**WHAT THE TASK REQUIRES**
Could you reproduce every record below exactly, excluding all pictures?
= = = =
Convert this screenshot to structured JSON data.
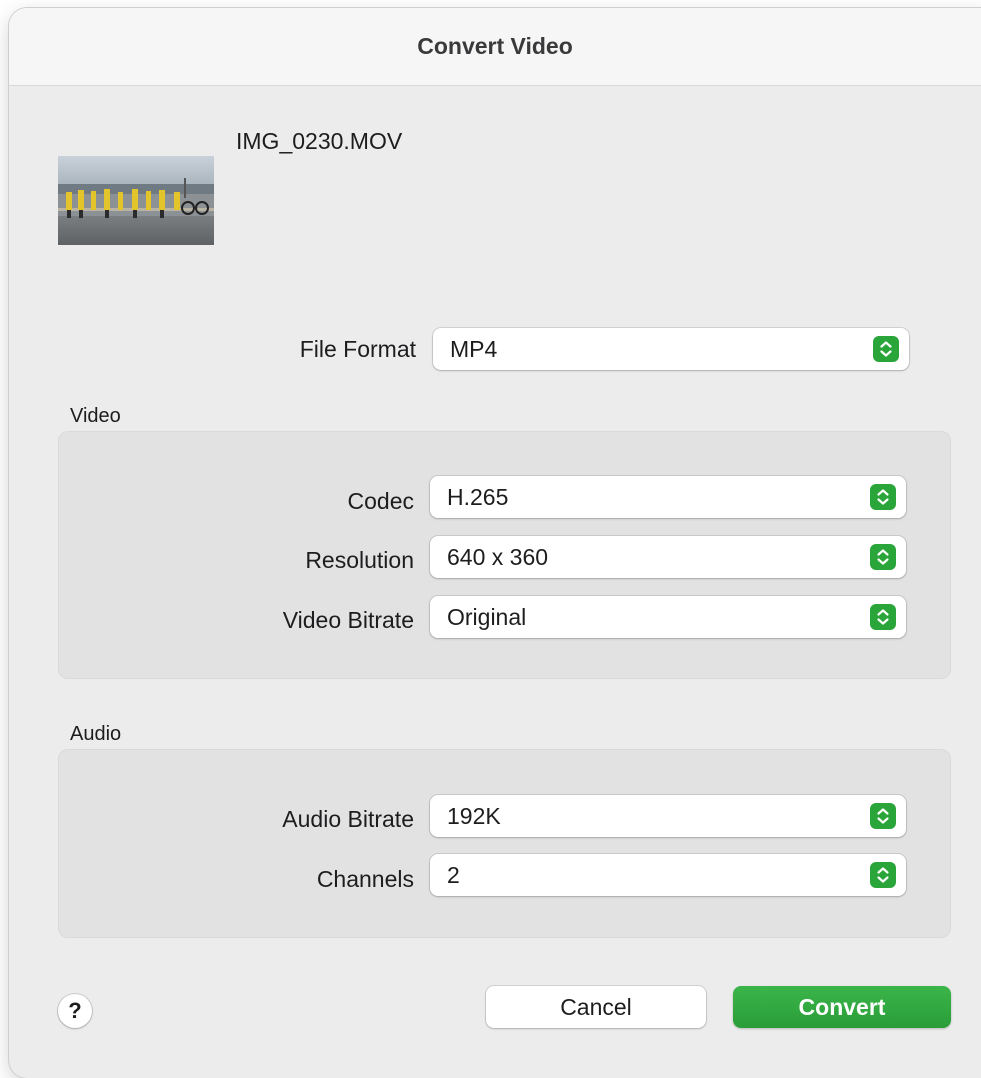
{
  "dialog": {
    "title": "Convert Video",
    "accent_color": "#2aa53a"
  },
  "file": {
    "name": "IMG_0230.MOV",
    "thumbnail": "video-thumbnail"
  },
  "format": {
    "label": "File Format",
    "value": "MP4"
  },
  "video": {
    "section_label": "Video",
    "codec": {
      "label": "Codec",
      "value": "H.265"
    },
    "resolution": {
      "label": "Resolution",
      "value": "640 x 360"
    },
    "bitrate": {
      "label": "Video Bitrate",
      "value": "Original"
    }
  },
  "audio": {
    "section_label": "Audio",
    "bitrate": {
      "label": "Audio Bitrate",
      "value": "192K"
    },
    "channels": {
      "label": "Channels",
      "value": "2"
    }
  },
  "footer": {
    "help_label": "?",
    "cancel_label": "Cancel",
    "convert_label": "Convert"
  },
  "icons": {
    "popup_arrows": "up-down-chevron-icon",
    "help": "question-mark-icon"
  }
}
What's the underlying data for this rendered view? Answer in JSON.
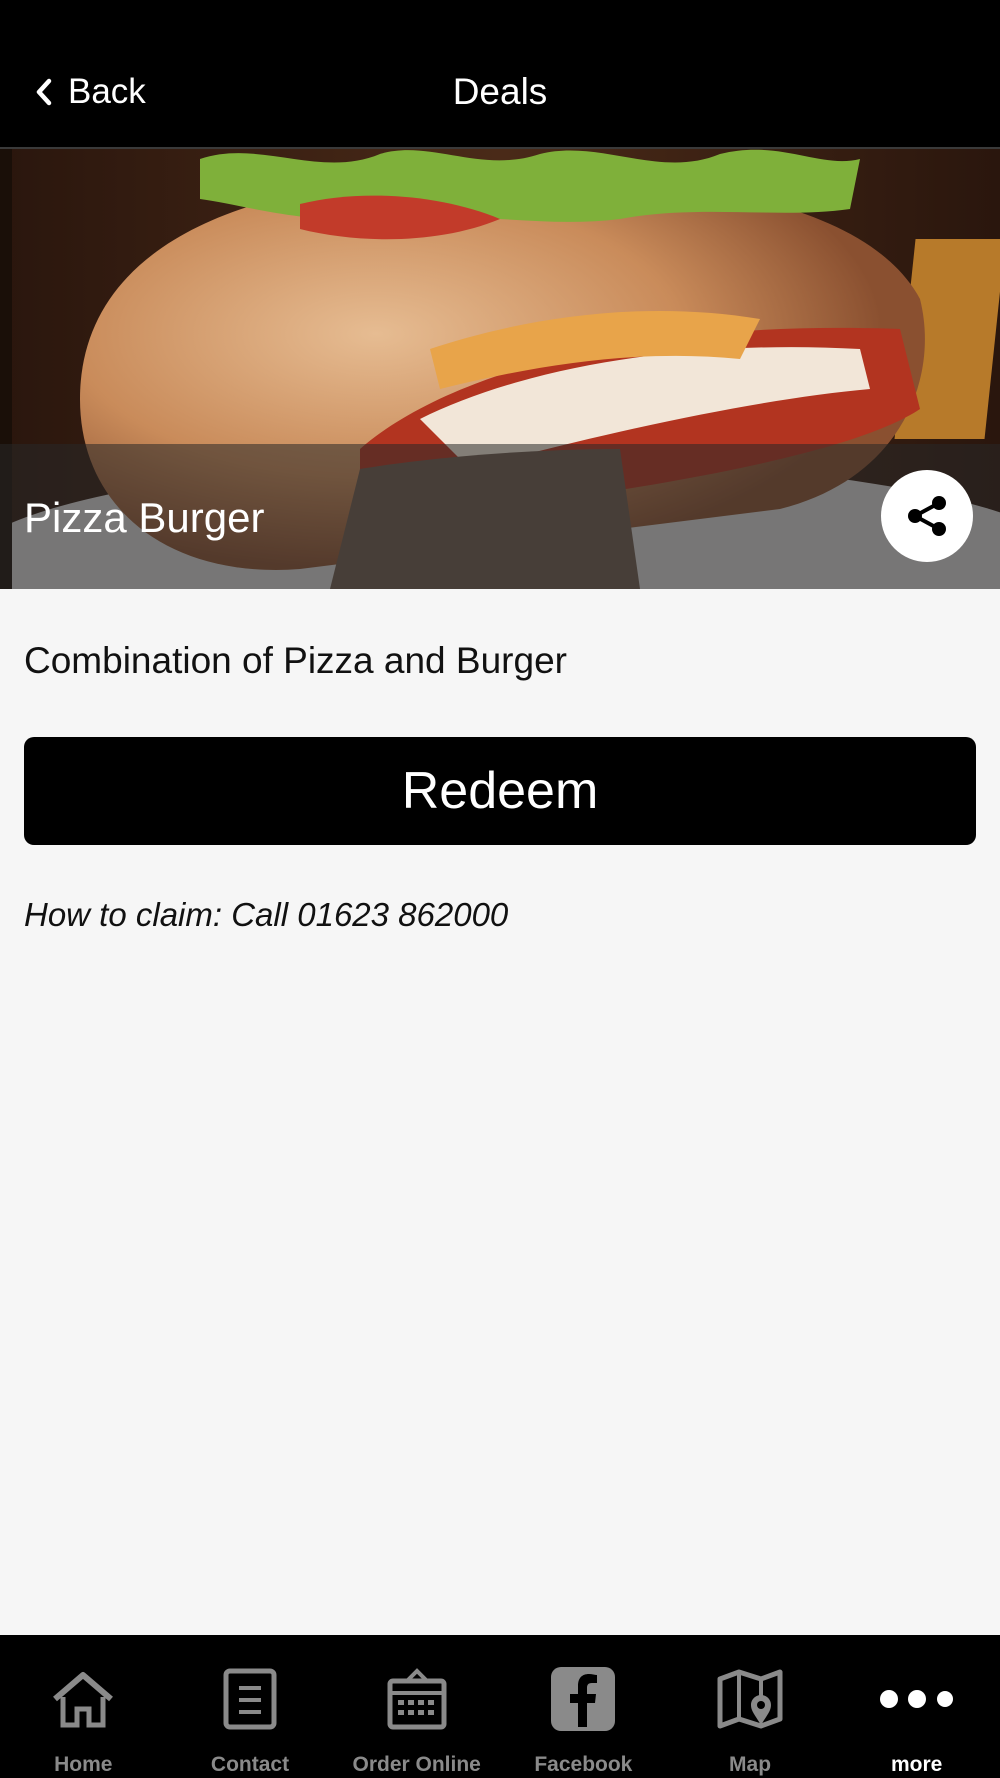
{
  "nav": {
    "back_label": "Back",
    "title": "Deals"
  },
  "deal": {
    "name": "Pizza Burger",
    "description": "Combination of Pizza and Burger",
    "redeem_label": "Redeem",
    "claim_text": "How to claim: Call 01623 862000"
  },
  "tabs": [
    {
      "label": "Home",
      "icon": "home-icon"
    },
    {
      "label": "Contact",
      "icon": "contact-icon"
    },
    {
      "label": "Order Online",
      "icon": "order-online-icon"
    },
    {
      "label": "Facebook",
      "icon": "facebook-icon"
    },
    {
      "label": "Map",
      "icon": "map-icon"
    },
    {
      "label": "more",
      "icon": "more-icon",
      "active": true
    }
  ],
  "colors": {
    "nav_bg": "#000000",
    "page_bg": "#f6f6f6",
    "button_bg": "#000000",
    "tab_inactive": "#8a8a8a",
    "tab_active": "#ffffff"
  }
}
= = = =
**RESULT OF THE TASK**
Convert this screenshot to structured JSON data.
{
  "dialog": {
    "title": "Convert Video",
    "accent_color": "#2aa53a"
  },
  "file": {
    "name": "IMG_0230.MOV",
    "thumbnail": "video-thumbnail"
  },
  "format": {
    "label": "File Format",
    "value": "MP4"
  },
  "video": {
    "section_label": "Video",
    "codec": {
      "label": "Codec",
      "value": "H.265"
    },
    "resolution": {
      "label": "Resolution",
      "value": "640 x 360"
    },
    "bitrate": {
      "label": "Video Bitrate",
      "value": "Original"
    }
  },
  "audio": {
    "section_label": "Audio",
    "bitrate": {
      "label": "Audio Bitrate",
      "value": "192K"
    },
    "channels": {
      "label": "Channels",
      "value": "2"
    }
  },
  "footer": {
    "help_label": "?",
    "cancel_label": "Cancel",
    "convert_label": "Convert"
  },
  "icons": {
    "popup_arrows": "up-down-chevron-icon",
    "help": "question-mark-icon"
  }
}
What's the underlying data for this rendered view? Answer in JSON.
{
  "nav": {
    "back_label": "Back",
    "title": "Deals"
  },
  "deal": {
    "name": "Pizza Burger",
    "description": "Combination of Pizza and Burger",
    "redeem_label": "Redeem",
    "claim_text": "How to claim: Call 01623 862000"
  },
  "tabs": [
    {
      "label": "Home",
      "icon": "home-icon"
    },
    {
      "label": "Contact",
      "icon": "contact-icon"
    },
    {
      "label": "Order Online",
      "icon": "order-online-icon"
    },
    {
      "label": "Facebook",
      "icon": "facebook-icon"
    },
    {
      "label": "Map",
      "icon": "map-icon"
    },
    {
      "label": "more",
      "icon": "more-icon",
      "active": true
    }
  ],
  "colors": {
    "nav_bg": "#000000",
    "page_bg": "#f6f6f6",
    "button_bg": "#000000",
    "tab_inactive": "#8a8a8a",
    "tab_active": "#ffffff"
  }
}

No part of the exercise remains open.